Customize Your Own Electric Guitar with CNC Machining
WayKen’s expertise in machining helped Raymond achieve the level of craftsmanship and quality he aspired to for his instrument.
Raymond, an archaeologist and art restorer, has always had a passion for music and played the electric guitar for many years. He aspires to have his own independent design. Raymond’s vision was to create an electric guitar that combined modern and traditional elements, and that was exceptionally strong, durable, and lightweight. After the design was completed, Raymond found WayKen to turn his design into reality.
At the core of this guitar is a meticulous fusion of contemporary and classical elements, resulting in showcases a sleek and modern aesthetic. It also needs to preserve the iconic features and tonal qualities of common guitars. WayKen reputation for precision and expertise in machining made us the perfect partner to help Raymond achieve this project.
Process: CNC milling
Surface Finish: deburring, machined surface (Ra0.8)
Material: 7075 aluminum alloy
Quantity: Prototype, 2 sets of 4 parts each
Lead Time: 13 days
3 Key Points for Successful Machining and Assembly
There are 3 key points in this project, the difficulty of machining the material itself, the deformation of the thin-walled structure, and the assembly of the part. Let’s see more details.
Effective Milling High-strength Aluminum 7075
7075 aluminum is a high-strength material, and one of its main characteristics is the high strength-to-weight ratio. This makes it ideal for use in applications where weight is a critical factor, but strength cannot be compromised. For example, the metal electric guitar in this project.
However, 7075 aluminum is also known for its difficulty in machining. It has a tendency to gall or peel during machining. Also, aluminum 7075 is prone to heat buildup, which can lead to warping or cracking during the milling process.
To overcome these challenges, WayKen used some strategies. One is to use high-lubricity cutting fluids. These fluids help to reduce friction and heat buildup, while also protecting the surface of the material from damage. Another is to use high-speed cutting tools. These tools are designed to reduce the amount of heat generated during the machining process, which helps to prevent warping and cracking.
Making the Part of Thin-walled Don’t Deform
One reason for the distortion of thin-walled parts during machining is the large size of the part. This is the case with the guitar body and headstock in this project. The body measures 438 x 322mm and is 2-3mm thick, and the headstock is 871 mm long and about 3mm thick. The other reason why thin-walled parts might deform during machining is due to the stresses that are generated during the cutting process. These stresses can cause the material to warp, twist, or buckle, resulting in a part that is out of tolerance or unusable.
One way of WayKen to prevent deformation is to use high-speed machining. This method not only reduces the amount of heat generated during cutting but also reduces the force applied to the material. Additionally, using specially designed cutting tools that are optimized for thin-walled aluminum parts.

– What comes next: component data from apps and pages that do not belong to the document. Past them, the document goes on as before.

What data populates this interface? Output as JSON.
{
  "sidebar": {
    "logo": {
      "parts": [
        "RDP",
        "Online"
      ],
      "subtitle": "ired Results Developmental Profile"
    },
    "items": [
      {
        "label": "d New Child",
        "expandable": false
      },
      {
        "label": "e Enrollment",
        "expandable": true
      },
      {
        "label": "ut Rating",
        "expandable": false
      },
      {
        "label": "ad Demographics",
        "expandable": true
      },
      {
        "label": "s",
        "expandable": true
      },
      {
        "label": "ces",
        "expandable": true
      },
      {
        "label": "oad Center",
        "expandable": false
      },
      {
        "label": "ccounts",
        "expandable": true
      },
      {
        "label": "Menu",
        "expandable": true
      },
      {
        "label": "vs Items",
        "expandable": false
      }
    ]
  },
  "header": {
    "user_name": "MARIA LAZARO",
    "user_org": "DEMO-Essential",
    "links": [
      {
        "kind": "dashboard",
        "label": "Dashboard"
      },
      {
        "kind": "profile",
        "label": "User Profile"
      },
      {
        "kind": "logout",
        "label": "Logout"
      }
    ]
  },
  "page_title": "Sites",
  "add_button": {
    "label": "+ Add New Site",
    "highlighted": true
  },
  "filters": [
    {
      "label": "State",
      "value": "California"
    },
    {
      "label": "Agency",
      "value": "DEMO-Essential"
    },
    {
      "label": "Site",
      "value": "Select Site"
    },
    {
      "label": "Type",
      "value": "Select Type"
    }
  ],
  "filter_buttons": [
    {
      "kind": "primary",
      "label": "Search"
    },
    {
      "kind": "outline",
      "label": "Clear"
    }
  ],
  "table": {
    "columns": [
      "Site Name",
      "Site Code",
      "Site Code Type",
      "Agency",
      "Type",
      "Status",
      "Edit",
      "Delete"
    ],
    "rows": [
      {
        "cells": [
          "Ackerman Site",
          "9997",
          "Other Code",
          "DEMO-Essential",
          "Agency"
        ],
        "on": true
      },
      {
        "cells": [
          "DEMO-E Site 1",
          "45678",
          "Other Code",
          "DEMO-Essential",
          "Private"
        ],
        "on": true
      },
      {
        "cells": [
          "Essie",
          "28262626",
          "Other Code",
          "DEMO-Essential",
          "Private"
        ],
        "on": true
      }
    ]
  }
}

Another strategy for controlling deformation is to use specialized work-holding and fixturing techniques. This can help to distribute the cutting forces more evenly across the surface of the part, reducing the risk of warping or buckling.
Ensuring the Right Tolerances for Guitar Part Assembly
The right tolerances are important for the assembly of parts. If the assembly tolerances are too loose, the guitar may have intonation issues or other performance problems. Conversely, if the tolerances are too tight, the parts may not fit together at all.
The project appears in two ways in terms of assembly. The first picture shows two parts both measuring 74mm, assembled with zero dimensions. The second picture shows that the internal part is 0.03mm larger than the external part, assembled with interference.
WayKen solved these problems in two ways. One is to reduce the internal dimensions and enlarge the external dimensions; the other is to take negative tolerances for the internal dimensions and positive tolerances for the external dimensions. In these ways, the guitar was ensured a smooth, accurate fit during the assembly process.
After Raymond received his metal guitar, he was satisfied and fine-tuned various parts of the instrument, such as the bridge and tuning pegs, to make sure it played well.
When it was finally time to play his electric guitar, Raymond was thrilled with the performance result and shared his joy with us. The aluminum 7075 gave the instrument a unique, modern, and industrial feel that was unlike any other guitar he had played before. The added strength and durability of the material also meant that the guitar could withstand the rigors of touring and performing.
In the meantime, Raymond brought his proud electric guitar to present it at the NAMM show near Los Angeles and received a lot of praise. WayKen is also happy for Raymond and hopes that his performance and music will be enjoyed by more and more people.